Eddie Kupec is always working with his hands, creating handcrafted wooden bowls or special designs for ultimate pickup comfort.

“I can’t be still,” Kupec said. “Let’s just put it this way — I’m not a couch potato.”

Kupec is the owner of Tailbacker, a backrest for your tailgate. The original patented design came from Kupec’s time on the ballfields when he pitched in modified softball games.

Tailgating & Woodworking 1

“I would sit out here on the tailgate, drinking a certain beverage or two, and I kept chasing the cooler so I would have something to lean back against,” he said. “I got to thinking, it would really be neat to make something.”

He tried a few different ideas that didn’t work and put other ideas on the back burner when he didn’t have the time or resources to pursue it to perfection.

“A few years ago when I was in the process of retiring, I thought, if you’re ever going to do this, you better do it now because if you don’t, you’ll always wonder if it would have worked,” he said.

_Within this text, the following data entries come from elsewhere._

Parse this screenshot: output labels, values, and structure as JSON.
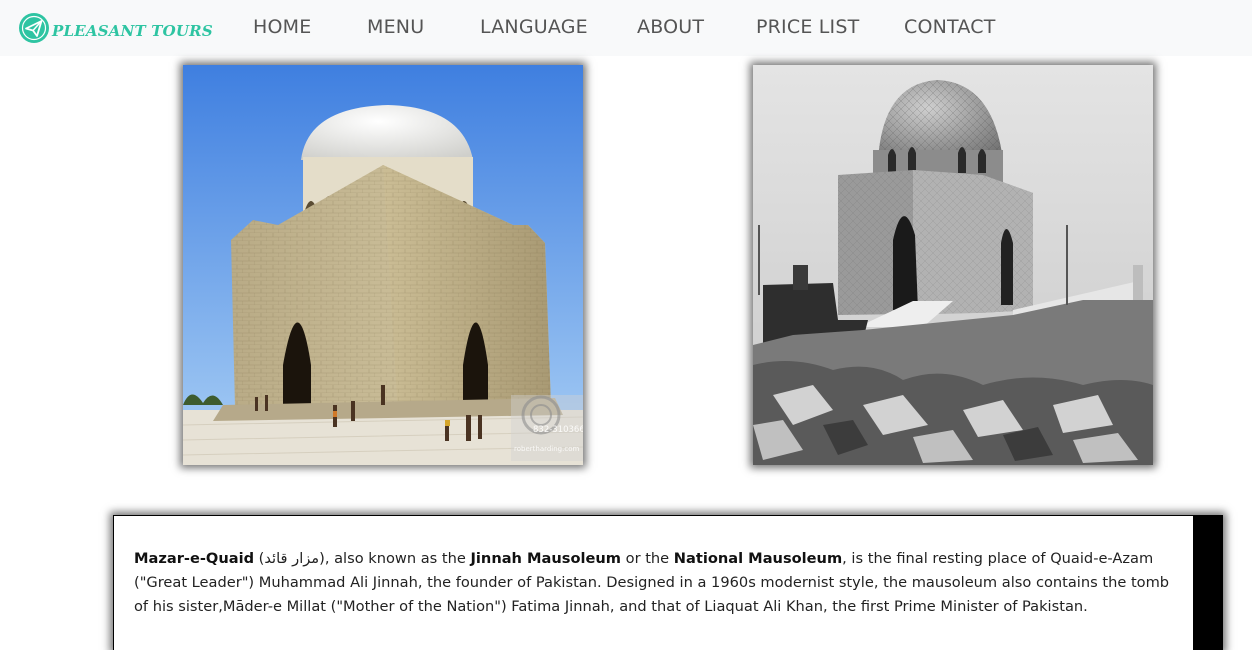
{
  "brand": {
    "name": "PLEASANT TOURS",
    "icon": "paper-plane-icon",
    "color": "#2ec4a2"
  },
  "nav": {
    "home": "HOME",
    "menu": "MENU",
    "language": "LANGUAGE",
    "about": "ABOUT",
    "price_list": "PRICE LIST",
    "contact": "CONTACT"
  },
  "photos": {
    "modern": {
      "watermark_number": "832-310366",
      "watermark_site": "robertharding.com"
    }
  },
  "info": {
    "title": "Mazar-e-Quaid",
    "native_name": "مزار قائد",
    "t1": " (",
    "t2": "), also known as the ",
    "name1": "Jinnah Mausoleum",
    "t3": " or the ",
    "name2": "National Mausoleum",
    "t4": ", is the final resting place of Quaid-e-Azam (\"Great Leader\") Muhammad Ali Jinnah, the founder of Pakistan. Designed in a 1960s modernist style, the mausoleum also contains the tomb of his sister,Māder-e Millat (\"Mother of the Nation\") Fatima Jinnah, and that of Liaquat Ali Khan, the first Prime Minister of Pakistan."
  }
}
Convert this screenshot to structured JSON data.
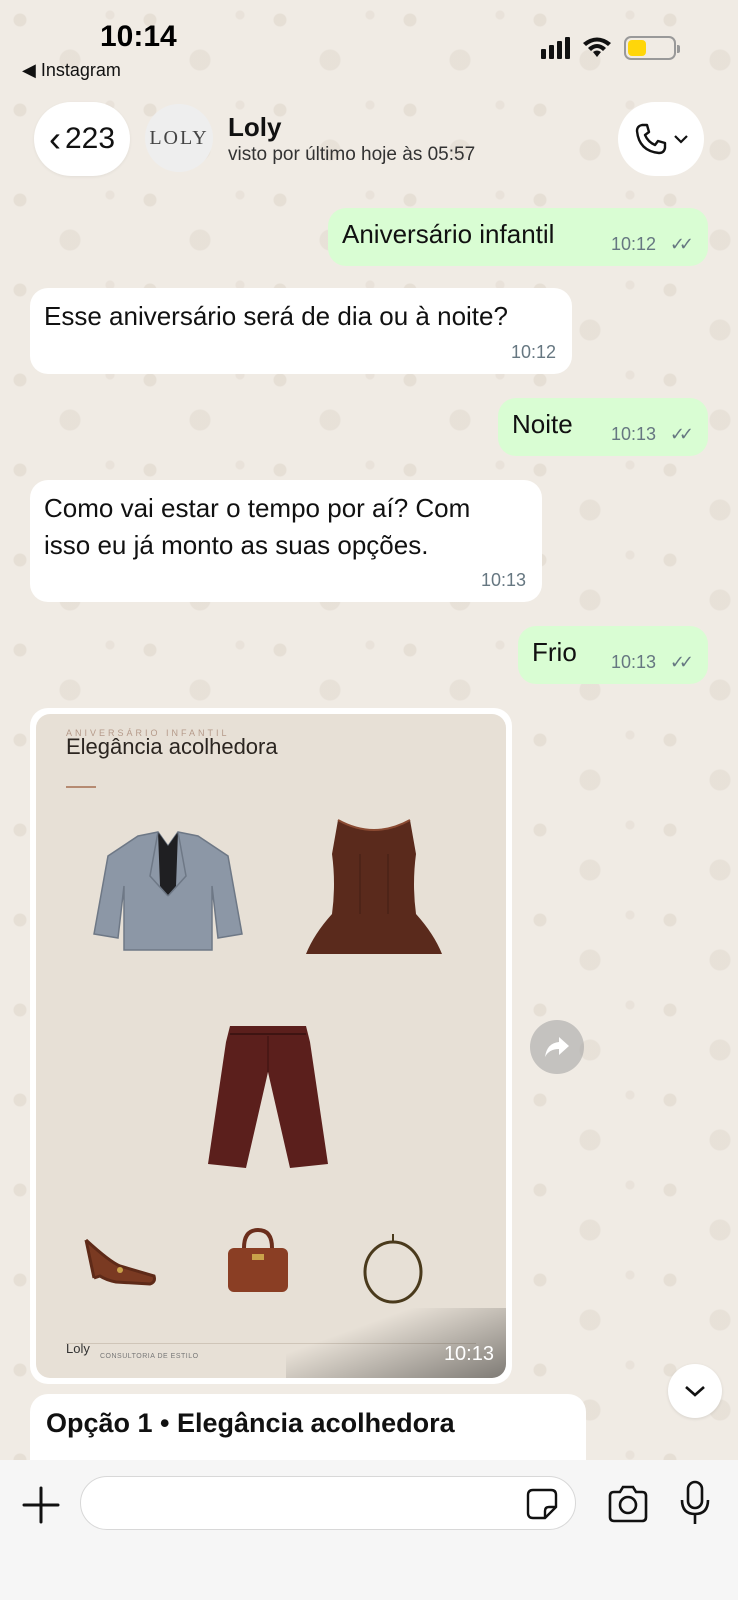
{
  "status_bar": {
    "time": "10:14",
    "back_app": "◀ Instagram"
  },
  "header": {
    "back_count": "223",
    "avatar_text": "LOLY",
    "contact_name": "Loly",
    "contact_status": "visto por último hoje às 05:57"
  },
  "messages": [
    {
      "dir": "out",
      "text": "Aniversário infantil",
      "time": "10:12"
    },
    {
      "dir": "in",
      "text": "Esse aniversário será de dia ou à noite?",
      "time": "10:12"
    },
    {
      "dir": "out",
      "text": "Noite",
      "time": "10:13"
    },
    {
      "dir": "in",
      "text": "Como vai estar o tempo por aí? Com isso eu já monto as suas opções.",
      "time": "10:13"
    },
    {
      "dir": "out",
      "text": "Frio",
      "time": "10:13"
    }
  ],
  "image_message": {
    "kicker": "ANIVERSÁRIO INFANTIL",
    "title": "Elegância acolhedora",
    "brand": "Loly",
    "brand_sub": "CONSULTORIA DE ESTILO",
    "time": "10:13",
    "items": [
      "blazer",
      "peplum-top",
      "wide-trousers",
      "slingback-heels",
      "handbag",
      "necklace"
    ]
  },
  "caption": "Opção 1 • Elegância acolhedora",
  "colors": {
    "outgoing_bubble": "#d9fdd3",
    "incoming_bubble": "#ffffff",
    "wallpaper": "#f0ebe4",
    "battery": "#ffd60a"
  }
}
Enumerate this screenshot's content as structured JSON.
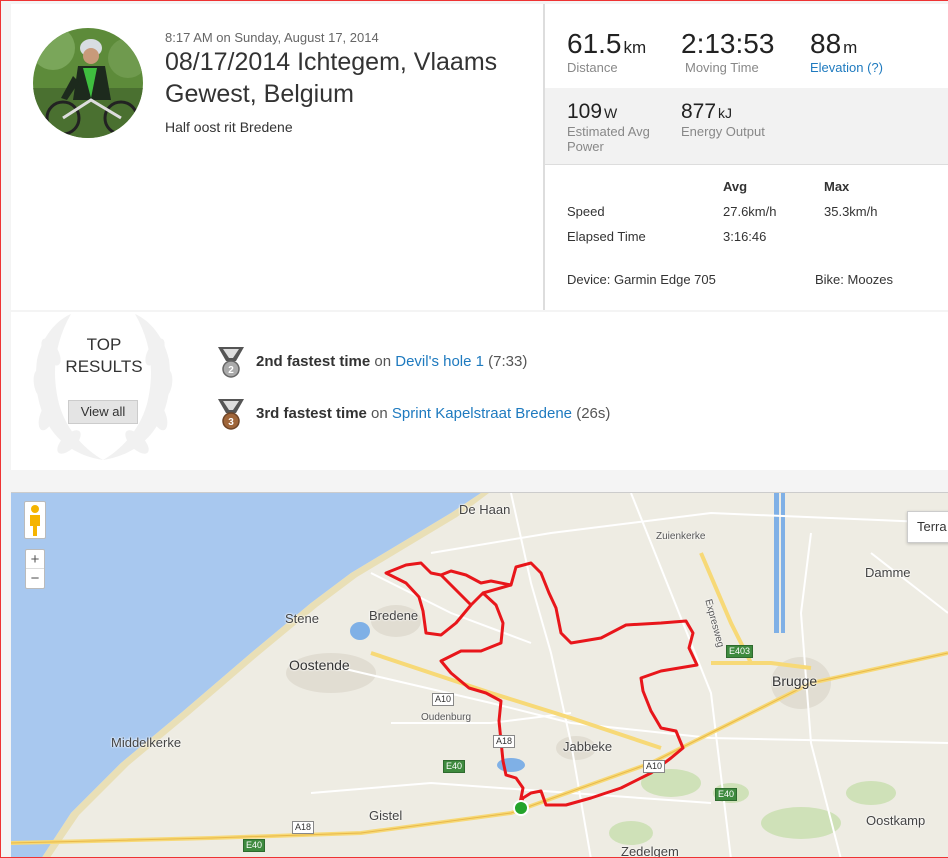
{
  "activity": {
    "datetime": "8:17 AM on Sunday, August 17, 2014",
    "title": "08/17/2014 Ichtegem, Vlaams Gewest, Belgium",
    "description": "Half oost rit Bredene"
  },
  "stats": {
    "distance": {
      "value": "61.5",
      "unit": "km",
      "label": "Distance"
    },
    "moving_time": {
      "value": "2:13:53",
      "label": "Moving Time"
    },
    "elevation": {
      "value": "88",
      "unit": "m",
      "label": "Elevation (?)"
    },
    "power": {
      "value": "109",
      "unit": "W",
      "label": "Estimated Avg Power"
    },
    "energy": {
      "value": "877",
      "unit": "kJ",
      "label": "Energy Output"
    },
    "table": {
      "col_avg": "Avg",
      "col_max": "Max",
      "speed_label": "Speed",
      "speed_avg": "27.6km/h",
      "speed_max": "35.3km/h",
      "elapsed_label": "Elapsed Time",
      "elapsed_avg": "3:16:46"
    },
    "device": "Device: Garmin Edge 705",
    "bike": "Bike: Moozes"
  },
  "top_results": {
    "title_line1": "TOP",
    "title_line2": "RESULTS",
    "view_all": "View all",
    "items": [
      {
        "medal": "2",
        "rank": "2nd fastest time",
        "on": "on",
        "segment": "Devil's hole 1",
        "time": "(7:33)"
      },
      {
        "medal": "3",
        "rank": "3rd fastest time",
        "on": "on",
        "segment": "Sprint Kapelstraat Bredene",
        "time": "(26s)"
      }
    ]
  },
  "map": {
    "zoom_in": "+",
    "zoom_out": "−",
    "terrain_button": "Terra",
    "places": [
      "De Haan",
      "Zuienkerke",
      "Damme",
      "Stene",
      "Bredene",
      "Oostende",
      "Brugge",
      "Middelkerke",
      "Oudenburg",
      "Jabbeke",
      "Gistel",
      "Oostkamp",
      "Zedelgem",
      "Expresweg"
    ],
    "roads": [
      "A10",
      "A18",
      "E40",
      "A10",
      "E40",
      "A18",
      "E40",
      "E403"
    ],
    "colors": {
      "route": "#e8161b",
      "sea": "#a8c8ef",
      "land": "#eeece3",
      "start": "#23a32a"
    }
  }
}
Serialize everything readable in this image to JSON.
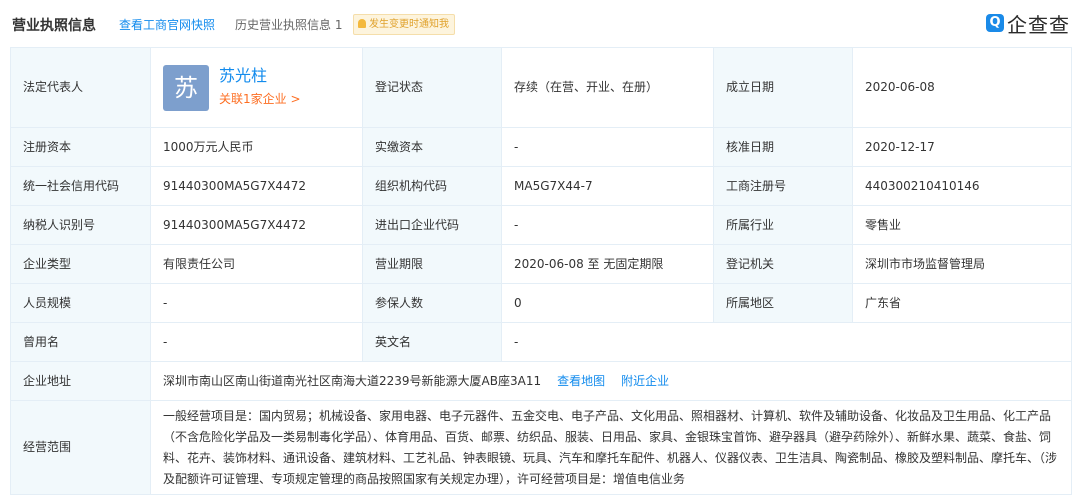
{
  "header": {
    "title": "营业执照信息",
    "gov_link": "查看工商官网快照",
    "history": "历史营业执照信息 1",
    "notify": "发生变更时通知我",
    "logo_mark": "Q",
    "logo_name": "企查查"
  },
  "legal_rep": {
    "label": "法定代表人",
    "avatar_char": "苏",
    "name": "苏光柱",
    "related": "关联1家企业 >"
  },
  "fields": {
    "reg_status_label": "登记状态",
    "reg_status": "存续（在营、开业、在册）",
    "found_date_label": "成立日期",
    "found_date": "2020-06-08",
    "reg_capital_label": "注册资本",
    "reg_capital": "1000万元人民币",
    "paid_capital_label": "实缴资本",
    "paid_capital": "-",
    "approve_date_label": "核准日期",
    "approve_date": "2020-12-17",
    "credit_code_label": "统一社会信用代码",
    "credit_code": "91440300MA5G7X4472",
    "org_code_label": "组织机构代码",
    "org_code": "MA5G7X44-7",
    "biz_reg_no_label": "工商注册号",
    "biz_reg_no": "440300210410146",
    "taxpayer_label": "纳税人识别号",
    "taxpayer": "91440300MA5G7X4472",
    "import_export_label": "进出口企业代码",
    "import_export": "-",
    "industry_label": "所属行业",
    "industry": "零售业",
    "company_type_label": "企业类型",
    "company_type": "有限责任公司",
    "biz_term_label": "营业期限",
    "biz_term": "2020-06-08 至 无固定期限",
    "reg_authority_label": "登记机关",
    "reg_authority": "深圳市市场监督管理局",
    "staff_size_label": "人员规模",
    "staff_size": "-",
    "insured_label": "参保人数",
    "insured": "0",
    "region_label": "所属地区",
    "region": "广东省",
    "former_name_label": "曾用名",
    "former_name": "-",
    "english_name_label": "英文名",
    "english_name": "-",
    "address_label": "企业地址",
    "address": "深圳市南山区南山街道南光社区南海大道2239号新能源大厦AB座3A11",
    "view_map": "查看地图",
    "nearby": "附近企业",
    "scope_label": "经营范围",
    "scope": "一般经营项目是：国内贸易；机械设备、家用电器、电子元器件、五金交电、电子产品、文化用品、照相器材、计算机、软件及辅助设备、化妆品及卫生用品、化工产品（不含危险化学品及一类易制毒化学品）、体育用品、百货、邮票、纺织品、服装、日用品、家具、金银珠宝首饰、避孕器具（避孕药除外）、新鲜水果、蔬菜、食盐、饲料、花卉、装饰材料、通讯设备、建筑材料、工艺礼品、钟表眼镜、玩具、汽车和摩托车配件、机器人、仪器仪表、卫生洁具、陶瓷制品、橡胶及塑料制品、摩托车、（涉及配额许可证管理、专项规定管理的商品按照国家有关规定办理），许可经营项目是：增值电信业务"
  }
}
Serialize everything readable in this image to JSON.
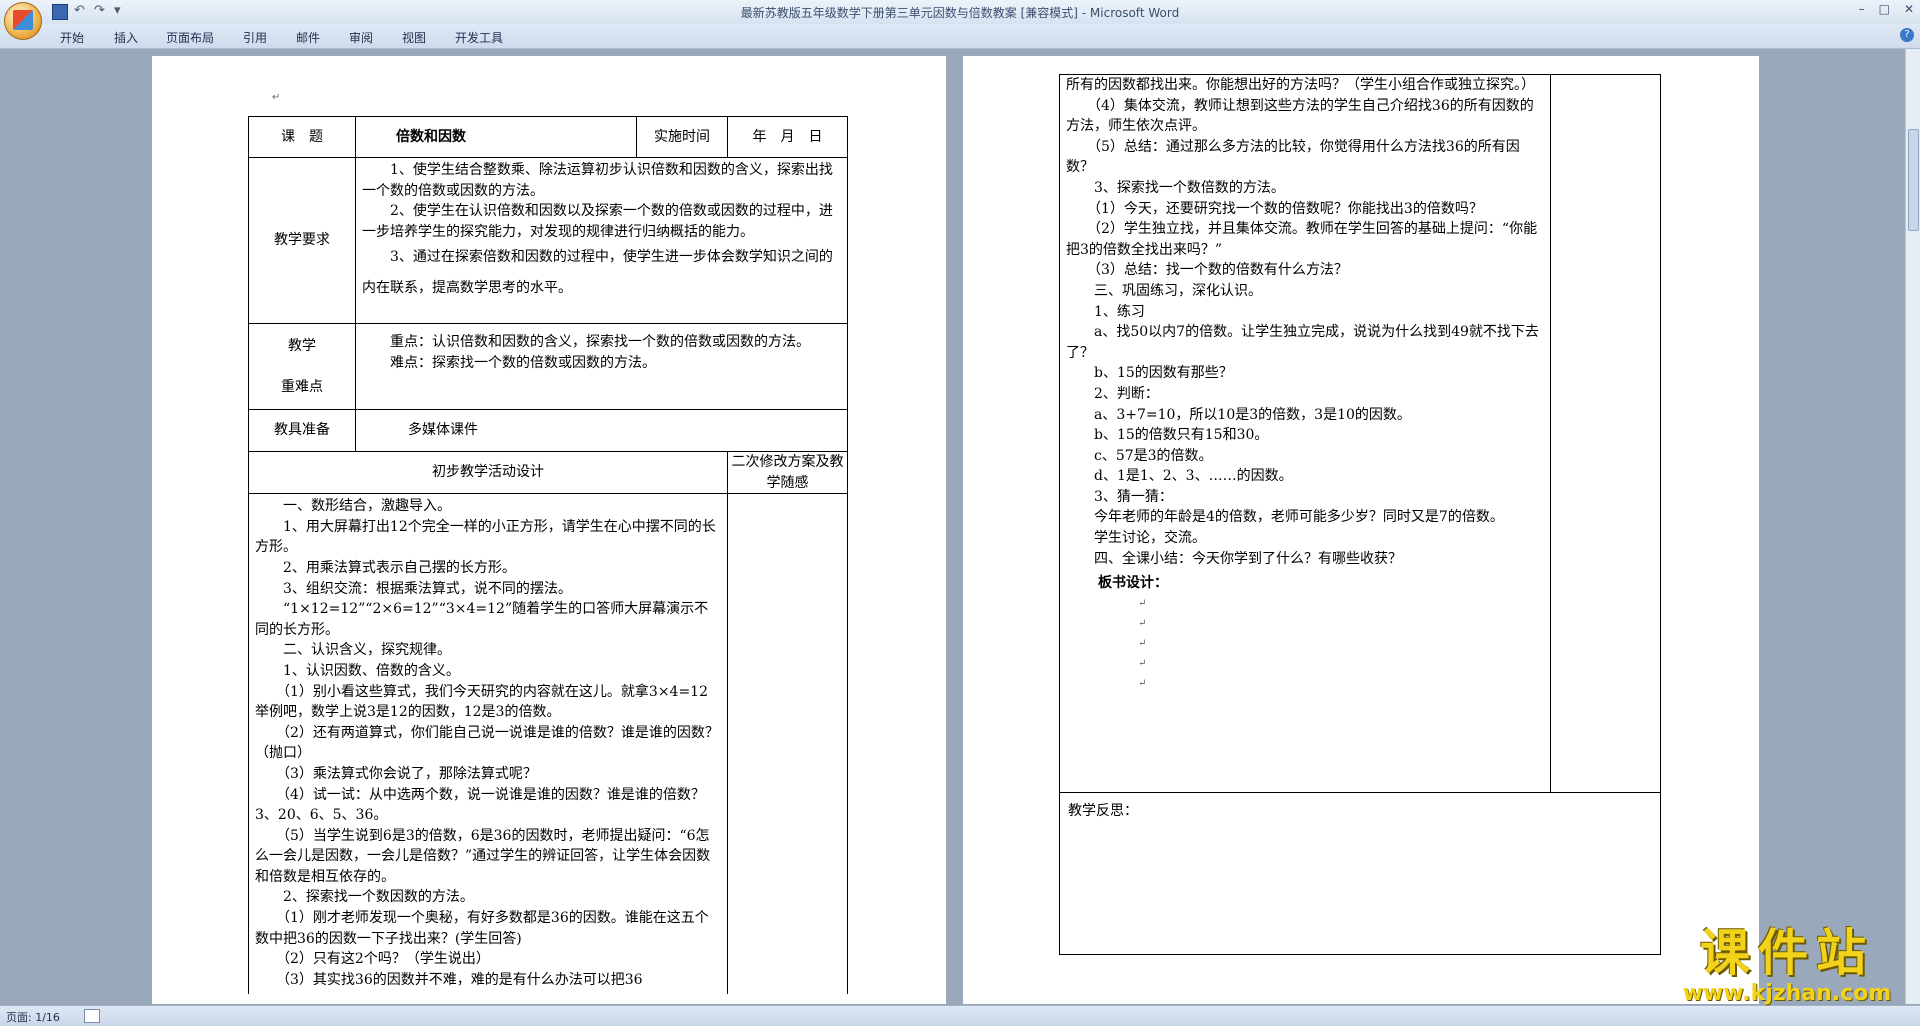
{
  "window": {
    "title": "最新苏教版五年级数学下册第三单元因数与倍数教案 [兼容模式] - Microsoft Word"
  },
  "ribbon_tabs": [
    "开始",
    "插入",
    "页面布局",
    "引用",
    "邮件",
    "审阅",
    "视图",
    "开发工具"
  ],
  "status": {
    "page_info": "页面: 1/16"
  },
  "watermark": {
    "title": "课件站",
    "url": "www.kjzhan.com"
  },
  "left_page": {
    "label_topic": "课　题",
    "topic": "倍数和因数",
    "label_time": "实施时间",
    "time_value": "年　月　日",
    "label_req": "教学要求",
    "requirements": [
      "　　1、使学生结合整数乘、除法运算初步认识倍数和因数的含义，探索出找一个数的倍数或因数的方法。",
      "　　2、使学生在认识倍数和因数以及探索一个数的倍数或因数的过程中，进一步培养学生的探究能力，对发现的规律进行归纳概括的能力。",
      "　　3、通过在探索倍数和因数的过程中，使学生进一步体会数学知识之间的内在联系，提高数学思考的水平。"
    ],
    "label_key1": "教学",
    "label_key2": "重难点",
    "keypoints": [
      "　　重点：认识倍数和因数的含义，探索找一个数的倍数或因数的方法。",
      "　　难点：探索找一个数的倍数或因数的方法。"
    ],
    "label_tools": "教具准备",
    "tools": "多媒体课件",
    "design_header": "初步教学活动设计",
    "revision_header": "二次修改方案及教学随感",
    "design_lines": [
      "　　一、数形结合，激趣导入。",
      "　　1、用大屏幕打出12个完全一样的小正方形，请学生在心中摆不同的长方形。",
      "　　2、用乘法算式表示自己摆的长方形。",
      "　　3、组织交流：根据乘法算式，说不同的摆法。",
      "　　“1×12=12”“2×6=12”“3×4=12”随着学生的口答师大屏幕演示不同的长方形。",
      "　　二、认识含义，探究规律。",
      "　　1、认识因数、倍数的含义。",
      "　　（1）别小看这些算式，我们今天研究的内容就在这儿。就拿3×4=12举例吧，数学上说3是12的因数，12是3的倍数。",
      "　　（2）还有两道算式，你们能自己说一说谁是谁的倍数？谁是谁的因数？（抛口）",
      "　　（3）乘法算式你会说了，那除法算式呢？",
      "　　（4）试一试：从中选两个数，说一说谁是谁的因数？谁是谁的倍数？3、20、6、5、36。",
      "　　（5）当学生说到6是3的倍数，6是36的因数时，老师提出疑问：“6怎么一会儿是因数，一会儿是倍数？”通过学生的辨证回答，让学生体会因数和倍数是相互依存的。",
      "　　2、探索找一个数因数的方法。",
      "　　（1）刚才老师发现一个奥秘，有好多数都是36的因数。谁能在这五个数中把36的因数一下子找出来？(学生回答)",
      "　　（2）只有这2个吗？（学生说出）",
      "　　（3）其实找36的因数并不难，难的是有什么办法可以把36"
    ]
  },
  "right_page": {
    "lines": [
      "所有的因数都找出来。你能想出好的方法吗？（学生小组合作或独立探究。）",
      "　　（4）集体交流，教师让想到这些方法的学生自己介绍找36的所有因数的方法，师生依次点评。",
      "　　（5）总结：通过那么多方法的比较，你觉得用什么方法找36的所有因数？",
      "　　3、探索找一个数倍数的方法。",
      "　　（1）今天，还要研究找一个数的倍数呢？你能找出3的倍数吗？",
      "　　（2）学生独立找，并且集体交流。教师在学生回答的基础上提问：“你能把3的倍数全找出来吗？”",
      "　　（3）总结：找一个数的倍数有什么方法？",
      "　　三、巩固练习，深化认识。",
      "　　1、练习",
      "　　a、找50以内7的倍数。让学生独立完成，说说为什么找到49就不找下去了？",
      "　　b、15的因数有那些？",
      "　　2、判断：",
      "　　a、3+7=10，所以10是3的倍数，3是10的因数。",
      "　　b、15的倍数只有15和30。",
      "　　c、57是3的倍数。",
      "　　d、1是1、2、3、……的因数。",
      "　　3、猜一猜：",
      "　　今年老师的年龄是4的倍数，老师可能多少岁？同时又是7的倍数。",
      "　　学生讨论，交流。",
      "　　四、全课小结：今天你学到了什么？有哪些收获？"
    ],
    "board_label": "板书设计：",
    "reflection_label": "教学反思："
  }
}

The Tailbacker is a large piece of metal that can be moved and removed from the bed of your truck, as needed. It takes up about four inches of space and can be left in when the tailgate closes. Getting the patent on the idea and the trademark on the name was a milestone for Kupec, and he said he definitely rides around town with his tailgate down, proudly displaying that Tailbacker logo.

Tailgating & Woodworking 2

Kupec also tinkered with woodworking for many years, but he got serious about it when he joined the East Texas Friday Wood Turners club four or five years ago.

“I just enjoy doing it,” he said. “I’ve always done some type of woodworking, ever since I was in high school, but I didn’t get into any type of wood turning until 20 years ago.”

Learning from other enthusiasts in the area and teaching newcomers is great, he said. The group has no rule other than whoever hosts the meeting must make the coffee and the sausage and biscuits.

“We go to their shop, we put a chunk of wood on a lathe, we make the biggest mess we can, and then we leave, and let him clean it up,” Kupec said, laughing.

Tailgating & Woodworking 3

Kupec sands different types of wood and uses a variety of techniques, including stains, metal accessories and lacquers, to make his ideas come to life. Some pieces are decorative, and others are more practical, like his longbows and a hidden gun picture frame.

Sometimes he comes to the table with an idea like creating a replica of a stone vase he saw in Rome. Other times, the wood tells him what to make.

“The first thing you’ve got to do is make it round,” Kupec said. “Then at that point, I may decide what to do with it. Other times, I look at a piece of wood and think, I’ll do this with it.”

Living in this part of the United States is a woodturner’s dream, Kupec said.

“This is East Texas, and there is wood everywhere,” he said. “All different varieties. There’s only two or three pieces in here with wood that doesn’t come from East Texas. The rest is homegrown.”

Kupec has won awards for his works of art. His showroom displays his creations of all kinds.

“It’s a kind of stress relief,” Kupec said. “I feel totally mistreated if I don’t get to play in my woodshop on a regular basis.”

Beyond his personal enjoyment of the hobby, Kupec said he hopes that his pieces bring joy to the people who take them home.

“I have some items that my great-grandmother gave me when I was 12-years-old, and I cherish those,” he said. “All of my kids have got all of this they want and then some. I would hope they keep it to hand down to their kids.

Kupec takes work on commission, and he offers appointments to view his showroom and completed works. For more information, call (936) 875-2698.

Tailgating & Woodworking 4

Recommended for you